Day 8 of “Twenty Days Well-Calculated to Keep You in Suspense.”
The House in
A couple of months ago, I was engaged in an #oldradio IRC chat session and the topic of horror-themed OTR shows cropped up in the discussion. Several of the chat participants tossed out their personal favorites, like “Evening Primrose” from Escape and “State Executioner” from Lights Out. I recall saying at the time that I felt “The House in
” from Suspense was one of the most overrated “scary” shows of all time. Cypress Canyon
Well, I would now like to retract that statement. It takes a big man to admit when he’s wrong. (It also takes a worried man to sing a worried song, but that’s neither here nor there.) I listened to it last night, and I don’t know what changed my mind—it could have been the fact that it was raining or that I listened to it in the dark (“Lights out…EVERYBODY!!!”) but I definitely counted a few goose pimples by the episode’s conclusion.
A real estate agent (Hans Conried) tells a close friend that someone on a housing construction crew has located a strongbox in one of the dwellings—the box contains documents composed by one Jim Woods (Robert Taylor), who relates in flashback an eerie tale about the house he and wife Ellen have rented as a result of their relocation to the L.A./Hollywood area. The couple feel that they’ve lucked out into getting what they believe is a bargain—until mysterious events like howling wolves and a locked closet that bleeds begin to take place around the old homestead.
“The House in
” is an atypical supernatural thriller that has long been a huge favorite among Suspense fans, and it deservedly should be considered one the show’s best. This broadcast was, in fact, among my first old-time radio show purchases, having been released on an album issued by Nostalgia Lane in the 1970s. (I still have it here at the house, by the way.) It boasts one of the most impressive supporting casts of any Suspense episode; in addition to Conried and Lewis, we hear from Joe Kearns, Paul Frees, Wally Maher, and Jim Backus. I’ll even throw a few kudos in the direction of guest star Robert Taylor, which for me is saying a lot, since he’s one of my least favorite actors. Cypress Canyon
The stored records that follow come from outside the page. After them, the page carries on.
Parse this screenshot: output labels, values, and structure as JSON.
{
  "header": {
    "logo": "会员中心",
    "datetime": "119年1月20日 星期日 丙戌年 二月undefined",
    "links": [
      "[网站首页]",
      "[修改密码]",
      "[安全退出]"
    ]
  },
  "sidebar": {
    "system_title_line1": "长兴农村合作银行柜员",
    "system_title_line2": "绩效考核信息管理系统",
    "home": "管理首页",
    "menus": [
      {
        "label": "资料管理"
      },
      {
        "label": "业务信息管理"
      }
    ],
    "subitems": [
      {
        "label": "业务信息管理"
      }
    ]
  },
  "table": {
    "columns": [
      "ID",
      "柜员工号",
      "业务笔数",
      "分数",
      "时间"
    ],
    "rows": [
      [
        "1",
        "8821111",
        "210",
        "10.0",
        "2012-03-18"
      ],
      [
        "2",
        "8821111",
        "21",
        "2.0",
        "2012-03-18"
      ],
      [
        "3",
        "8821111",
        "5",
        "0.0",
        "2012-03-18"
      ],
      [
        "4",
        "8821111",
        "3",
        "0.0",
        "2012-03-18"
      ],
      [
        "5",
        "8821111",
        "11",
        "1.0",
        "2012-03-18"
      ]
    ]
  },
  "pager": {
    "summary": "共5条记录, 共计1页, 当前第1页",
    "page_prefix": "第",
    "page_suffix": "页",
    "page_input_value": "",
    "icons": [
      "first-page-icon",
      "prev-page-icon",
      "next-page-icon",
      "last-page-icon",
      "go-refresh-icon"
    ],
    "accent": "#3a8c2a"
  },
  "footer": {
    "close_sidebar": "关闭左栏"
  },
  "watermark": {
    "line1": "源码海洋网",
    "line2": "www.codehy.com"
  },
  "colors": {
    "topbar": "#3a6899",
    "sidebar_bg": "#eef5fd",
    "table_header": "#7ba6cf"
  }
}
But I think my favorite part of “The House in
” is an appearance by Howard Duff, who essays the role of the friend to which the realtor tells the story; this friend is a detective whose first name happens to be “Sam.” (For the uninitiated, this was a clever in-joke promotion for Suspense producer-director William Spier’s other CBS success, The Adventures of Sam Spade.) Duff would later return for an encore in his Sam Spade persona on the hour-long 1948 version of Suspense in an entry entitled “The Kandy Tooth,” which also featured his Spade co-star Lurene Tuttle (as Sam’s devoted secretary Effie). The script for this entertaining production—a sequel to the events described in “The Maltese Falcon”—was originally performed as a Sam Spade two-parter broadcast over CBS November 24 and Cypress Canyon December 1, 1946.
The Thing in the Window
Veteran Suspense contributor Lucille Fletcher penned this interesting entry that tells the story of unemployed actor Martin Ames (Joseph Cotten), who is quite panicked over seeing what appears to be a corpse propped up in a chair in the apartment across the street from his. He’s also flummoxed by the fact that he can get neither the police nor the apartment’s two tenants (Cathy Lewis, Jeanette Nolan) convinced of what he sees. The story is strangely reminiscent of Rear Window—up until the episode’s final twist.
Joseph Cotten is warmly welcomed to this
December 19, 1946 broadcast by announcer Ken Niles, who pronounces Cotten a “perennial Suspense favorite,” having appeared on the program seven times in a three-year time span. (Cotten would later rack up an impressive 18 appearances on “radio’s outstanding theater of thrills,” more than any other performer—prompting the actor to crack there’s “no Cotten shortage on Suspense.”) I had never heard “The Thing in the Window” before, but I was a little let down by the twist ending since I’m convinced it’s more cheating than clever; also, the sound in the last half of the show is extremely poor, as a result of a good deal of transcription surface noise. All in all, it’s not a bad show—with great performances from Cotton, Lewis, Nolan, Jerry Hausner and the ever reliable Hans Conried.